The average Premier League manager will work in the top flight for less than two and a half years, coaching two different sides and winning only a third of his games.
A study of all 209 bosses in Premier League history, compiled by money-saving site Voucherbox, has delved into the statistics from all 24 seasons.
They discovered the average top flight manager has two jobs spanning 1165 days and will record a win ratio of 30%.
It means that former Man City and Nottingham Forest head coach Stuart Pearce, who registered 32 wins and 26 draws, leaving him with a win ratio of 30.77%, is officially the most 'average' Premier League manager ever.
The study also found that Harry Redknapp has suffered more Premier League defeats (238) followed by Sam Allardyce (181).
While almost 60% of managers only get the chance to take one Premier League job, Harry Redknapp is leading the way with the most jobs in top flight history with six.
Statistically, Terry Connor’s zero wins from 13 games as Wolves caretaker boss is the worst manager the Premier League has ever seen, although Remi Garde’s tenure at Villa sees him holding the worst record for anyone that has managed 20 games or more.
The Frenchman’s woeful return of 10% is closely followed by former Swindon manager John Gorman who won only five out of his 42 games in Swindon’s one and only Premier League season.

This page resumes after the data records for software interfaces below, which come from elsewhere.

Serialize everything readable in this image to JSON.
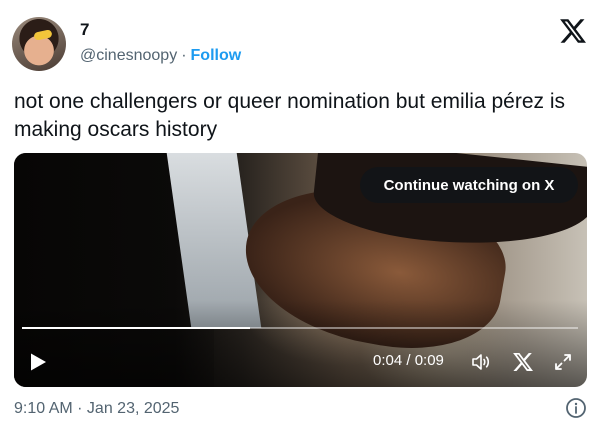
{
  "tweet": {
    "display_name": "7",
    "handle": "@cinesnoopy",
    "separator": "·",
    "follow_label": "Follow",
    "text": "not one challengers or queer nomination but emilia pérez is making oscars history",
    "timestamp": "9:10 AM · Jan 23, 2025"
  },
  "video": {
    "continue_label": "Continue watching on X",
    "current_time": "0:04",
    "duration": "0:09",
    "time_display": "0:04 / 0:09",
    "progress_fraction": 0.41
  },
  "icons": {
    "brand": "x-logo-icon",
    "play": "play-icon",
    "volume": "volume-icon",
    "video_brand": "x-logo-icon",
    "expand": "expand-icon",
    "info": "info-icon"
  },
  "colors": {
    "link": "#1d9bf0",
    "muted_text": "#536471",
    "text": "#0f1419"
  }
}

Only two Premier League managers in the study, that looked at all permanent and caretaker bosses, have a 100% record, with David Unsworth and Scott Marshall both coaching for one game each and winning their respective matches.
There are also four managers in the ‘zero’ club – Alex Inglethorpe, Graham Rix, David Kerslake and Kevin Bond were all named caretaker managers at their clubs but never took a game.
The study also showed that when it comes to silverware, there are three bosses that dominate, with the stats showing that Ferguson, Wenger and Jose Mourinho have won more major trophies (49) than every other Premier League Manager combined (48).